Many of the kids’ antics then also provide opportunities for Brown to have Pam and Eric chime in with new information about Neanderthals. Some of the topics addressed in this book include glaciers, cave bears, bartering, and more. A cool thing that Brown has included in the back of each book is a ‘Fact vs. Fiction’ section where he tries to set the record straight for young readers, educating while also entertaining.

In this book there’s also a timeline of key historical moments and scientific discoveries regarding Neanderthals — and suggestions on cool museums to check out for more information on Neanderthals. 

I liked The Stone Cold Age a little bit more than the first book, but both are very entertaining. Brown writes his books in a way that each one ends with hints as to how the next will progress. But for the most part you could read them in any order. I actually read a couple of chapters of The Stone Cold Age before going back to read the first Lucy and Andy story. While the added context was nice, the bulk of the characterization of the human characters comes in this book so you don’t need to worry about jumping right in with the second book!
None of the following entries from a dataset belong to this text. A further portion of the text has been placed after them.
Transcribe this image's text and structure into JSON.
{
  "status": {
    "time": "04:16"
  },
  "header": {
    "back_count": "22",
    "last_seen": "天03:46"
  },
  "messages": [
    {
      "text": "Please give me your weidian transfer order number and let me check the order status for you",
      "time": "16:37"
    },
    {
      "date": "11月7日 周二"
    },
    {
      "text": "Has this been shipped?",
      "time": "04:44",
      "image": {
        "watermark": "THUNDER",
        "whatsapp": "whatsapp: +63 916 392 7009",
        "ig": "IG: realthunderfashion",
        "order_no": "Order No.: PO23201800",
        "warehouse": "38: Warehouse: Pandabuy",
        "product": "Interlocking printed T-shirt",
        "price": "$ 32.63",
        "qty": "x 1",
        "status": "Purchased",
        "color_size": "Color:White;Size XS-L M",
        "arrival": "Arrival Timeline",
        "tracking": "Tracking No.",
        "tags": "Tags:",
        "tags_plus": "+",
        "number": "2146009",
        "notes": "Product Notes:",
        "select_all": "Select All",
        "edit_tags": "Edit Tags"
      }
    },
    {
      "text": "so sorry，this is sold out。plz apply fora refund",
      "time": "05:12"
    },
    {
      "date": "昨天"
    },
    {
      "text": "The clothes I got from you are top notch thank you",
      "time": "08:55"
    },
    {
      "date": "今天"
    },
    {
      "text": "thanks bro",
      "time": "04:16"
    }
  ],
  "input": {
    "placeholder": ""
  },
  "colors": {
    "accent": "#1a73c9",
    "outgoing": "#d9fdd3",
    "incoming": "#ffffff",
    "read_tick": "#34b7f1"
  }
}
If you’ve got a young reader who enjoys graphic novels but also has a fascination with history, these are great books for them to check out. Lucy and Andy Neanderthal: The Stone Cold Age blends fact and fiction into a great story that middle grade readers will enjoy. It’s full of humor and lots of fun, so it’s bound to keep the attention of even the most reluctant readers – and it’s broken up into easily readable chapters to boot.

It’s a great graphic novel for kids who want to know a bit more about their prehistorical ancestors and laugh along the way, too!